Folks who don't see a lot of giardia often prescribe flagyl (metronidazole); in our experience this has an unacceptable failure rate. A better choice is Tinidazole, which was recently FDA approved for this indication, but has been in off-label use for some time, even in children <3yo. A convenient one-time 50mg/kg dose (max 2g) is what we use. It's mighty bitter, so mix with espresso syrup or other intensely sweet/flavorful option. See our medication tricks and tips for other ideas. Clark's Pharmacy in Bellevue, WA (425-881-0222) has it available in convenient dosing, is giardia savvy, and does mail order. Alinia is another recently approved medication for giardia that seems to be a reasonable alternative.
We don't automatically test or treat family members if giardia is promptly diagnosed in a new arrival, but if the child has been home awhile, if there are other young children around, or if anyone else is symptomatic then they should get checked as well.

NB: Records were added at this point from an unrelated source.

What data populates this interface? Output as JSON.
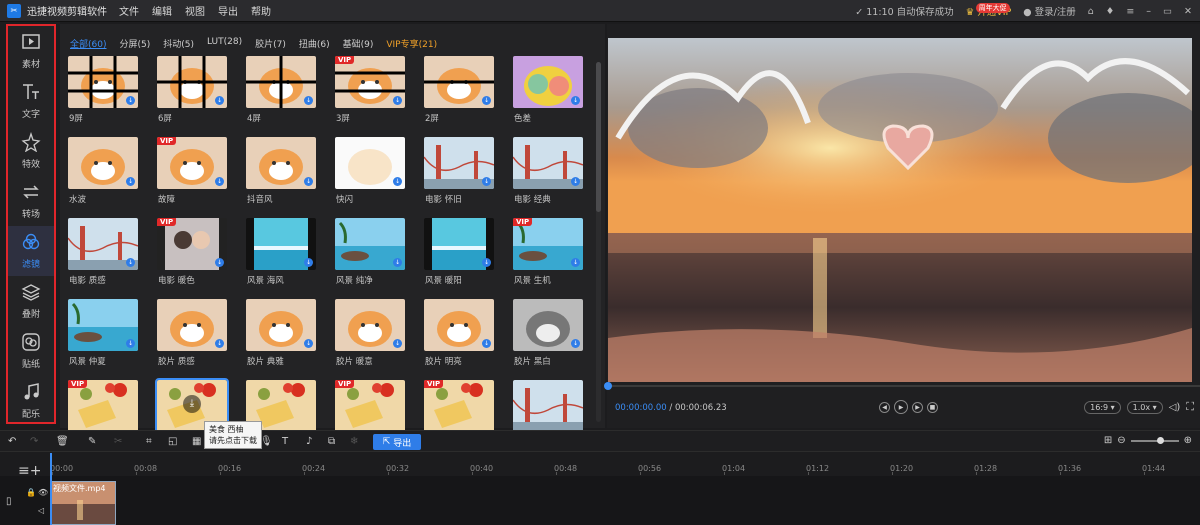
{
  "titlebar": {
    "app_name": "迅捷视频剪辑软件",
    "menu": [
      "文件",
      "编辑",
      "视图",
      "导出",
      "帮助"
    ],
    "autosave": "11:10 自动保存成功",
    "vip": "开通VIP",
    "vip_badge": "周年大促",
    "login": "登录/注册"
  },
  "sidebar": [
    {
      "label": "素材",
      "icon": "media-icon"
    },
    {
      "label": "文字",
      "icon": "text-icon"
    },
    {
      "label": "特效",
      "icon": "effects-icon"
    },
    {
      "label": "转场",
      "icon": "transition-icon"
    },
    {
      "label": "滤镜",
      "icon": "filter-icon",
      "active": true
    },
    {
      "label": "叠附",
      "icon": "overlay-icon"
    },
    {
      "label": "贴纸",
      "icon": "sticker-icon"
    },
    {
      "label": "配乐",
      "icon": "music-icon"
    }
  ],
  "tabs": [
    {
      "label": "全部(60)",
      "active": true
    },
    {
      "label": "分屏(5)"
    },
    {
      "label": "抖动(5)"
    },
    {
      "label": "LUT(28)"
    },
    {
      "label": "胶片(7)"
    },
    {
      "label": "扭曲(6)"
    },
    {
      "label": "基础(9)"
    },
    {
      "label": "VIP专享(21)",
      "vip": true
    }
  ],
  "filters": [
    {
      "label": "9屏",
      "thumb": "cat-grid9"
    },
    {
      "label": "6屏",
      "thumb": "cat-grid6"
    },
    {
      "label": "4屏",
      "thumb": "cat-grid4"
    },
    {
      "label": "3屏",
      "thumb": "cat-grid3",
      "vip": true
    },
    {
      "label": "2屏",
      "thumb": "cat-grid2"
    },
    {
      "label": "色差",
      "thumb": "cat-color"
    },
    {
      "label": "水波",
      "thumb": "cat"
    },
    {
      "label": "故障",
      "thumb": "cat",
      "vip": true
    },
    {
      "label": "抖音风",
      "thumb": "cat"
    },
    {
      "label": "快闪",
      "thumb": "cat-white"
    },
    {
      "label": "电影 怀旧",
      "thumb": "bridge"
    },
    {
      "label": "电影 经典",
      "thumb": "bridge"
    },
    {
      "label": "电影 质感",
      "thumb": "bridge"
    },
    {
      "label": "电影 暖色",
      "thumb": "couple",
      "vip": true
    },
    {
      "label": "风景 海风",
      "thumb": "sea"
    },
    {
      "label": "风景 纯净",
      "thumb": "beach"
    },
    {
      "label": "风景 暖阳",
      "thumb": "sea"
    },
    {
      "label": "风景 生机",
      "thumb": "beach",
      "vip": true
    },
    {
      "label": "风景 仲夏",
      "thumb": "beach"
    },
    {
      "label": "胶片 质感",
      "thumb": "cat"
    },
    {
      "label": "胶片 典雅",
      "thumb": "cat"
    },
    {
      "label": "胶片 暖意",
      "thumb": "cat"
    },
    {
      "label": "胶片 明亮",
      "thumb": "cat"
    },
    {
      "label": "胶片 黑白",
      "thumb": "cat-bw"
    },
    {
      "label": "",
      "thumb": "food",
      "vip": true
    },
    {
      "label": "",
      "thumb": "food",
      "selected": true
    },
    {
      "label": "",
      "thumb": "food"
    },
    {
      "label": "",
      "thumb": "food",
      "vip": true
    },
    {
      "label": "",
      "thumb": "food",
      "vip": true
    },
    {
      "label": "",
      "thumb": "bridge"
    }
  ],
  "tooltip": {
    "line1": "美食 西柚",
    "line2": "请先点击下载"
  },
  "preview": {
    "current_time": "00:00:00.00",
    "total_time": "/ 00:00:06.23",
    "ratio": "16:9",
    "speed": "1.0x",
    "progress": 0
  },
  "toolbar": {
    "export_label": "导出"
  },
  "ruler": [
    "00:00",
    "00:08",
    "00:16",
    "00:24",
    "00:32",
    "00:40",
    "00:48",
    "00:56",
    "01:04",
    "01:12",
    "01:20",
    "01:28",
    "01:36",
    "01:44"
  ],
  "clip": {
    "name": "视频文件.mp4"
  }
}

Other stool parasites like Ascaris lumbricoides, Blastocystis hominis, Dientamoeba fragilis, Entamoeba histolytica, Trichuris trichiura, hookworms, and pinworms are also commonly identified in international adoptees. O&P results will often include non-pathogens, or commensals, which are not felt to cause illness and do not require treatment. However, they can be a sign that other parasites are present, and you should make sure that all 3 stool samples are evaluated. Links with good information about these and other, less familiar parasites are listed below.

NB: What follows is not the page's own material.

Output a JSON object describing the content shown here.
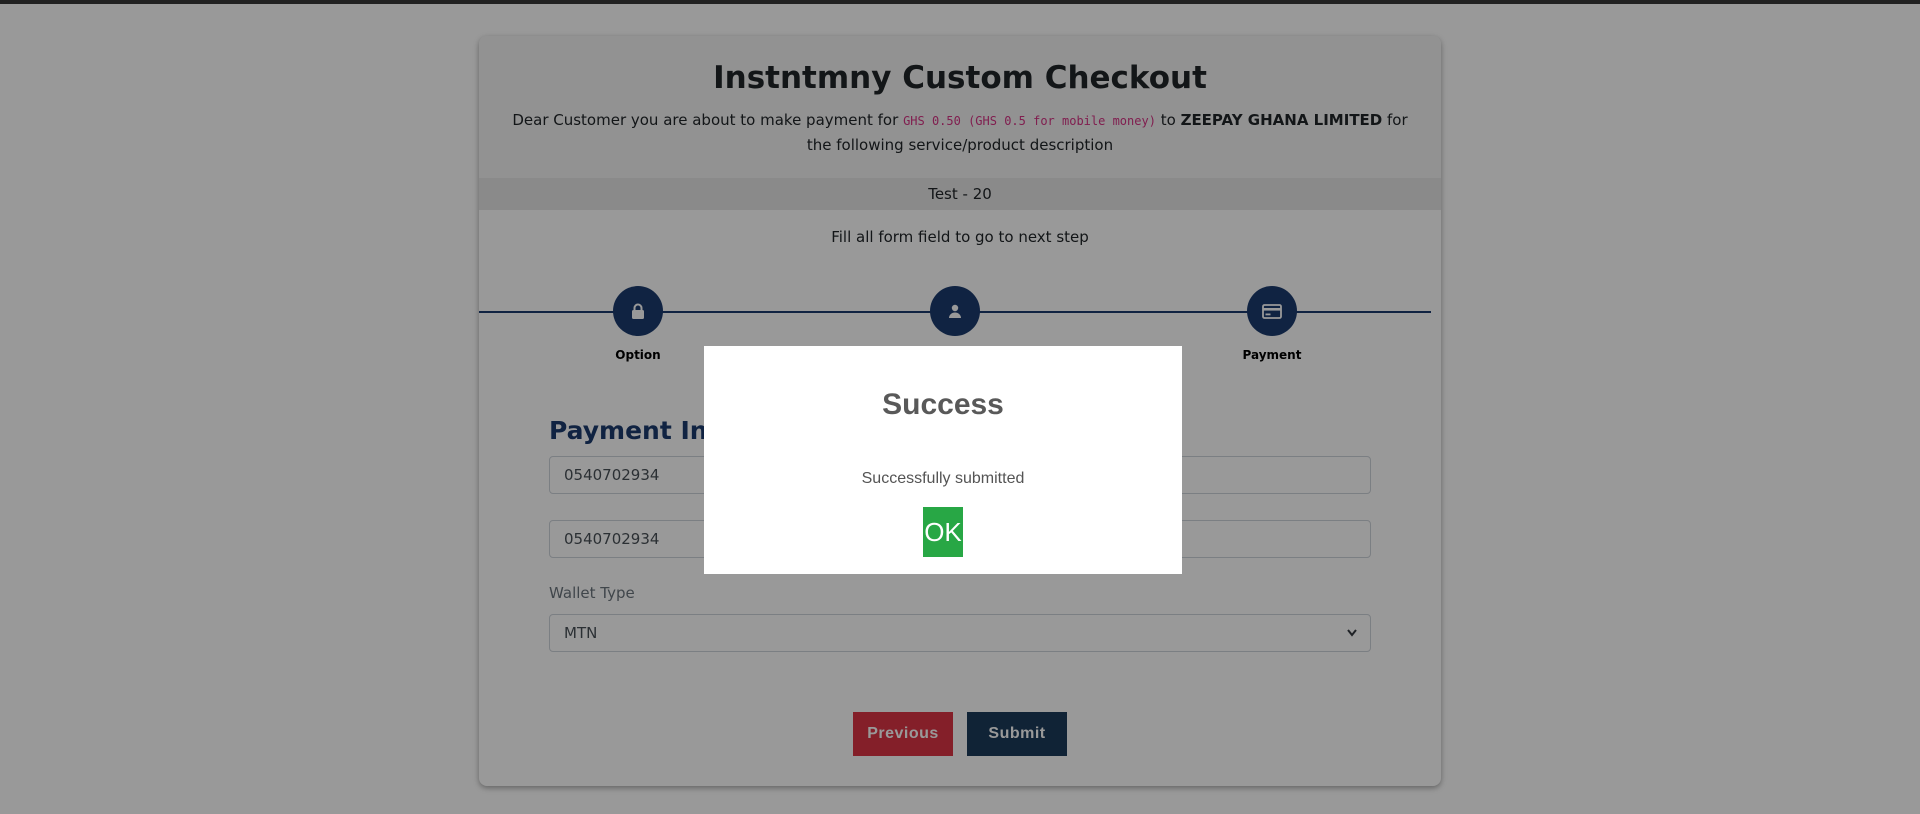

Other Stool Parasite Resources:
- CDC Giardia Fact Sheet
- eMedicine Giardiasis Overview
- CDC Alphabetical Listing of Parasitic Infections (so many parasites to choose from, including Amebiasis, Ascariasis, Blastocystis hominis, Chilomastix mesnili, Cryptosporidium, Dientamoeba fragilis, Entamoeba coli, Enterobiasis (pinworms), Head Lice Infestation, Intestinal Roundworms, and Nonpathogenic Intestinal Amebae Infections)
- eMedicine Intestinal Protozoal Diseases (detailed medical overview of many common parasites, free registration required)
- A Field Guide to Emerging Enteric Protozoa - Contemporary Pediatrics (covers Dientamoeba fragilis, Blastocystis hominis, Entamoeba coli, and Cyclospora cayetanensis)